## EXERCISE REQUIREMENTS
For the entries that follow, count the lines containing the string "icon" and write only the number.
__________
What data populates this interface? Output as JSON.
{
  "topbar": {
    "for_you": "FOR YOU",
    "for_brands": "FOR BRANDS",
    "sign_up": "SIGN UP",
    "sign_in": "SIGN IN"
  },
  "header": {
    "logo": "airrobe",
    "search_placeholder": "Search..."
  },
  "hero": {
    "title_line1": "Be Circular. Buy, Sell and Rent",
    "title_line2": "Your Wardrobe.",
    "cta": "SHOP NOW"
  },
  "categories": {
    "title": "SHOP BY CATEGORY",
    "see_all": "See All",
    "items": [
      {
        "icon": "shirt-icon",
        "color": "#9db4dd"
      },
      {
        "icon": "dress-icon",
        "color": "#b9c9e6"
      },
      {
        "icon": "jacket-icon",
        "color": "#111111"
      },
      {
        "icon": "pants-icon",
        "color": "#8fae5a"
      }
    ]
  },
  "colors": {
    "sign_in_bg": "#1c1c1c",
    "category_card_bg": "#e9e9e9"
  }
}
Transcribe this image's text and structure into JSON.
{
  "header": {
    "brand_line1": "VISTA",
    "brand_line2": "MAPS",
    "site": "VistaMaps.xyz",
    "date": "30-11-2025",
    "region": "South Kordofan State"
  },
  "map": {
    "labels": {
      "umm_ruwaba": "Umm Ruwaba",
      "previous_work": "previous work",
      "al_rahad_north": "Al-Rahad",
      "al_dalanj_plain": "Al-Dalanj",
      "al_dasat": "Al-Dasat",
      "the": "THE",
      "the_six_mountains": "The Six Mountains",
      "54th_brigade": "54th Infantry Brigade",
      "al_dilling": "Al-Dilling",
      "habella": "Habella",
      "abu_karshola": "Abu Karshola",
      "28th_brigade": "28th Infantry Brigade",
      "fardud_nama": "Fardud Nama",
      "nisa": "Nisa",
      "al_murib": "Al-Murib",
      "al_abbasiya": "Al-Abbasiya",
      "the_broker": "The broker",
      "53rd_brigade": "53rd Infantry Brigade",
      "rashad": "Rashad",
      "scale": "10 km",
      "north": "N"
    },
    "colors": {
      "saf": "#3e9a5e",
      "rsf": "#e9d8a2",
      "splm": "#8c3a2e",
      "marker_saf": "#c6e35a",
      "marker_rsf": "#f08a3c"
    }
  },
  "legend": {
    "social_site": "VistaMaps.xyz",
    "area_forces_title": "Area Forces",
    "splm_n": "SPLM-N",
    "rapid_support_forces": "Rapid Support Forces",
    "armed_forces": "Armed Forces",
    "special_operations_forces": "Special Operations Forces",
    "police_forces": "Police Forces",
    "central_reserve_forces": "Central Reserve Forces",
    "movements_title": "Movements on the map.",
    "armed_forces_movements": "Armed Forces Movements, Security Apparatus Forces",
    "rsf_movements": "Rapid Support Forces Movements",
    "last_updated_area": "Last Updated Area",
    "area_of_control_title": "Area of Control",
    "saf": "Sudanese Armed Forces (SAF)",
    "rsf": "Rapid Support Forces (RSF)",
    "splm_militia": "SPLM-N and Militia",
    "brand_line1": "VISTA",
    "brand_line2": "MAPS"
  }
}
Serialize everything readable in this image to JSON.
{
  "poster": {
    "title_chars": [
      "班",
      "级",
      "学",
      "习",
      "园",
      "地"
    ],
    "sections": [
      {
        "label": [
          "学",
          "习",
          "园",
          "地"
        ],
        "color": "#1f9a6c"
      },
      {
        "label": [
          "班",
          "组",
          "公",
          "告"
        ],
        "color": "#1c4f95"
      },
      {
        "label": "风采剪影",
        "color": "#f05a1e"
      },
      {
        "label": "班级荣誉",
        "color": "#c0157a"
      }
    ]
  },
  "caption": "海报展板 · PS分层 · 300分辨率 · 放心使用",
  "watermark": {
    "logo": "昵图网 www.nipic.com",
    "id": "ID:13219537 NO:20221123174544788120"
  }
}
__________
## ANSWER BELOW
4